**REQUIRED ACTION:**
Return the data below unchanged, without images.
START RECORDED INFORMATION
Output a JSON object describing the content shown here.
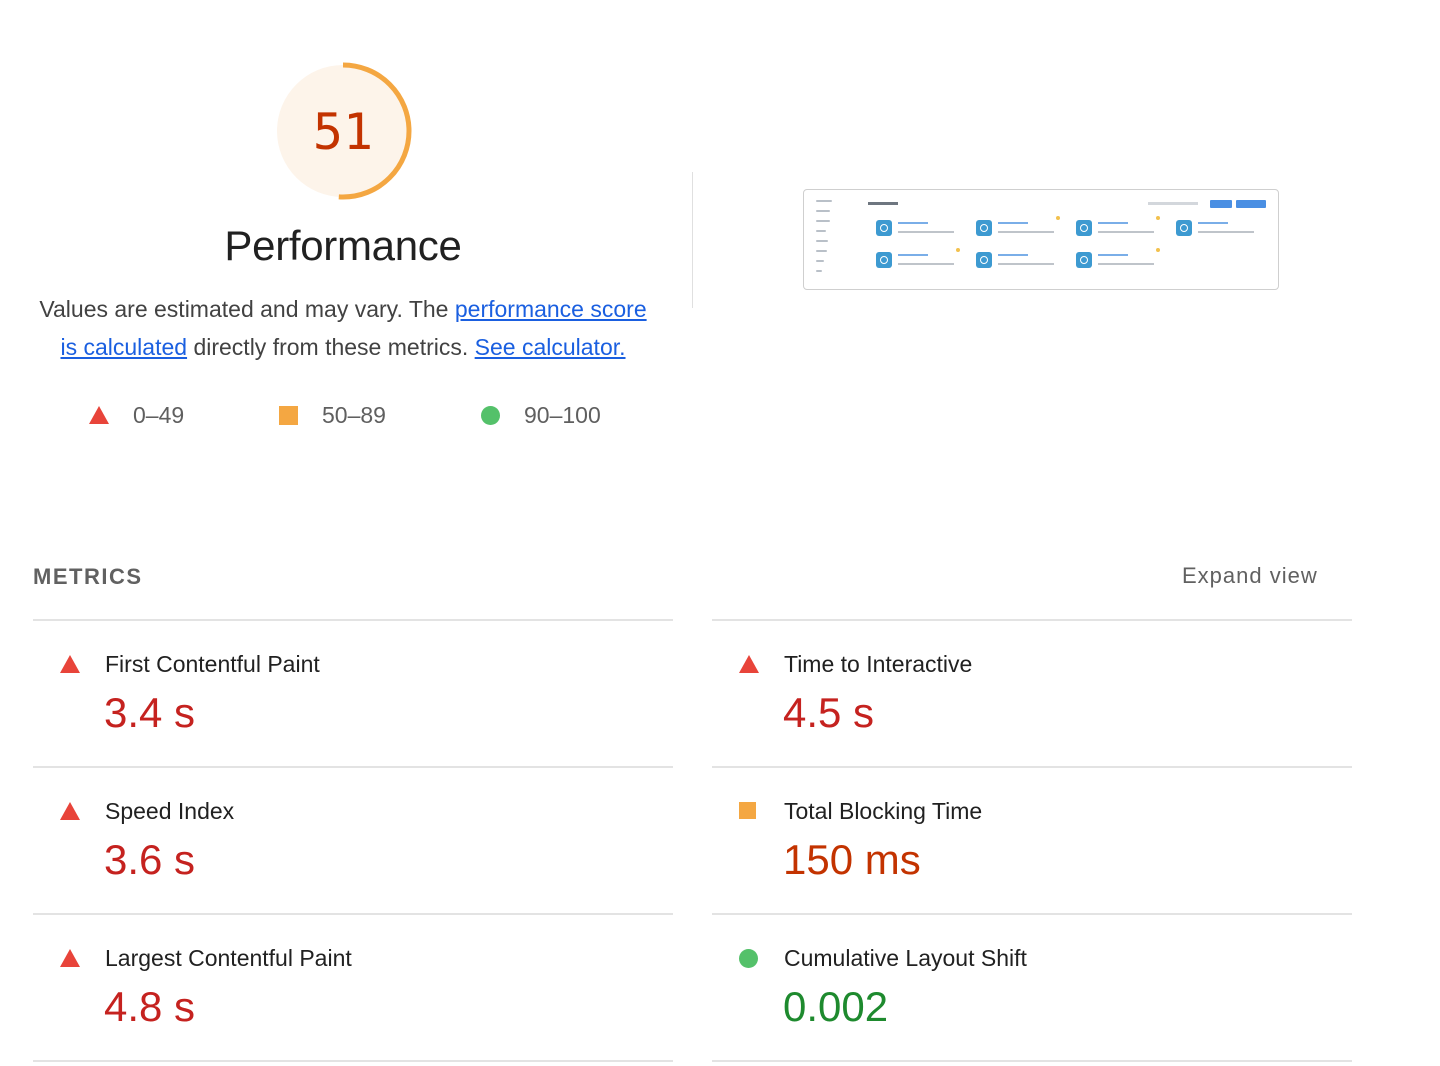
{
  "gauge": {
    "score": "51",
    "score_fraction": 0.51,
    "title": "Performance",
    "color": "#f4a742",
    "bg_color": "#fdf4ea"
  },
  "description": {
    "text_before": "Values are estimated and may vary. The ",
    "link_score": "performance score is calculated",
    "text_middle": " directly from these metrics. ",
    "link_calculator": "See calculator."
  },
  "legend": [
    {
      "icon": "triangle-icon",
      "label": "0–49"
    },
    {
      "icon": "square-icon",
      "label": "50–89"
    },
    {
      "icon": "circle-icon",
      "label": "90–100"
    }
  ],
  "metrics": {
    "header": "METRICS",
    "expand_label": "Expand view",
    "items": [
      {
        "name": "First Contentful Paint",
        "value": "3.4 s",
        "rating": "fail"
      },
      {
        "name": "Time to Interactive",
        "value": "4.5 s",
        "rating": "fail"
      },
      {
        "name": "Speed Index",
        "value": "3.6 s",
        "rating": "fail"
      },
      {
        "name": "Total Blocking Time",
        "value": "150 ms",
        "rating": "average"
      },
      {
        "name": "Largest Contentful Paint",
        "value": "4.8 s",
        "rating": "fail"
      },
      {
        "name": "Cumulative Layout Shift",
        "value": "0.002",
        "rating": "pass"
      }
    ]
  },
  "colors": {
    "fail": "#e8443a",
    "average": "#f4a742",
    "pass": "#54c16a"
  }
}
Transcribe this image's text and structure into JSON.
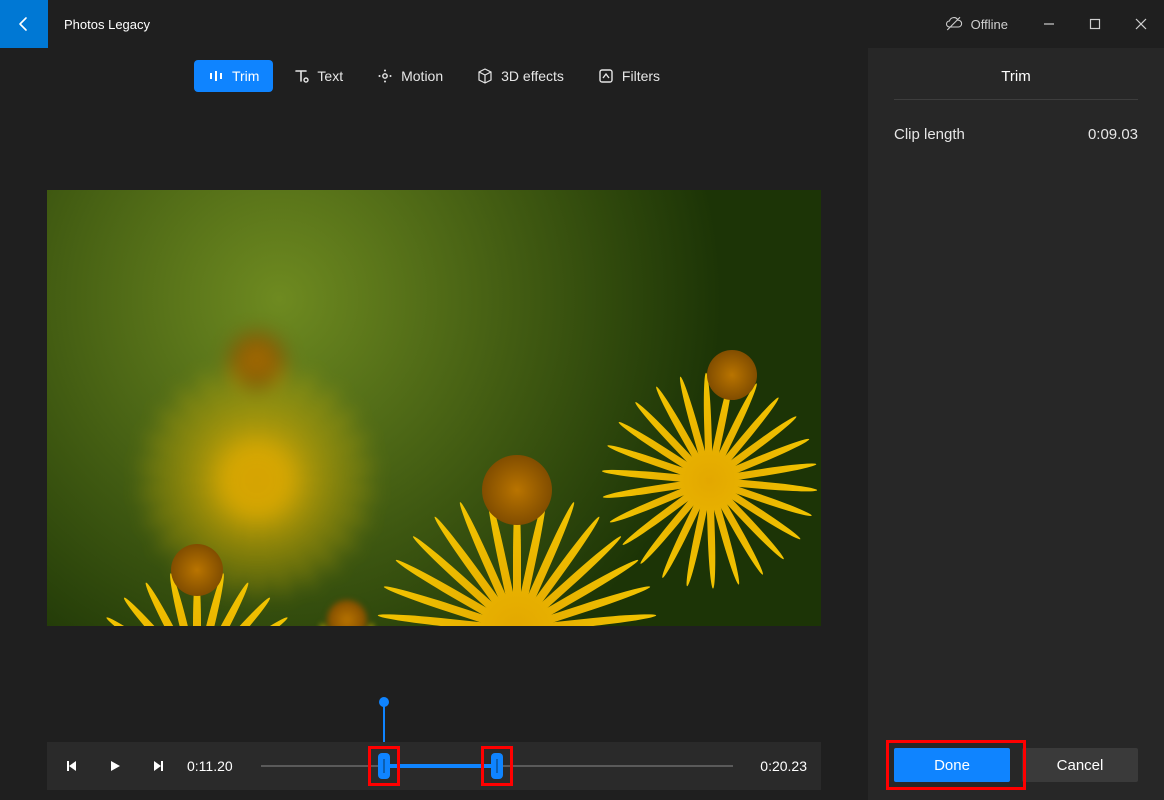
{
  "app_title": "Photos Legacy",
  "offline_label": "Offline",
  "tabs": [
    {
      "label": "Trim",
      "active": true
    },
    {
      "label": "Text",
      "active": false
    },
    {
      "label": "Motion",
      "active": false
    },
    {
      "label": "3D effects",
      "active": false
    },
    {
      "label": "Filters",
      "active": false
    }
  ],
  "playback": {
    "current_time": "0:11.20",
    "duration": "0:20.23",
    "trim_start_pct": 26,
    "trim_end_pct": 50,
    "playhead_pct": 26
  },
  "side_panel": {
    "title": "Trim",
    "clip_length_label": "Clip length",
    "clip_length_value": "0:09.03",
    "done_label": "Done",
    "cancel_label": "Cancel"
  },
  "colors": {
    "accent": "#0f84ff",
    "highlight_box": "#ff0000"
  }
}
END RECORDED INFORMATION
**COMPLETED EXERCISE:**
Output a JSON object describing the content shown here.
{
  "gauge": {
    "score": "51",
    "score_fraction": 0.51,
    "title": "Performance",
    "color": "#f4a742",
    "bg_color": "#fdf4ea"
  },
  "description": {
    "text_before": "Values are estimated and may vary. The ",
    "link_score": "performance score is calculated",
    "text_middle": " directly from these metrics. ",
    "link_calculator": "See calculator."
  },
  "legend": [
    {
      "icon": "triangle-icon",
      "label": "0–49"
    },
    {
      "icon": "square-icon",
      "label": "50–89"
    },
    {
      "icon": "circle-icon",
      "label": "90–100"
    }
  ],
  "metrics": {
    "header": "METRICS",
    "expand_label": "Expand view",
    "items": [
      {
        "name": "First Contentful Paint",
        "value": "3.4 s",
        "rating": "fail"
      },
      {
        "name": "Time to Interactive",
        "value": "4.5 s",
        "rating": "fail"
      },
      {
        "name": "Speed Index",
        "value": "3.6 s",
        "rating": "fail"
      },
      {
        "name": "Total Blocking Time",
        "value": "150 ms",
        "rating": "average"
      },
      {
        "name": "Largest Contentful Paint",
        "value": "4.8 s",
        "rating": "fail"
      },
      {
        "name": "Cumulative Layout Shift",
        "value": "0.002",
        "rating": "pass"
      }
    ]
  },
  "colors": {
    "fail": "#e8443a",
    "average": "#f4a742",
    "pass": "#54c16a"
  }
}
Transcribe this image's text and structure into JSON.
{
  "app_title": "Photos Legacy",
  "offline_label": "Offline",
  "tabs": [
    {
      "label": "Trim",
      "active": true
    },
    {
      "label": "Text",
      "active": false
    },
    {
      "label": "Motion",
      "active": false
    },
    {
      "label": "3D effects",
      "active": false
    },
    {
      "label": "Filters",
      "active": false
    }
  ],
  "playback": {
    "current_time": "0:11.20",
    "duration": "0:20.23",
    "trim_start_pct": 26,
    "trim_end_pct": 50,
    "playhead_pct": 26
  },
  "side_panel": {
    "title": "Trim",
    "clip_length_label": "Clip length",
    "clip_length_value": "0:09.03",
    "done_label": "Done",
    "cancel_label": "Cancel"
  },
  "colors": {
    "accent": "#0f84ff",
    "highlight_box": "#ff0000"
  }
}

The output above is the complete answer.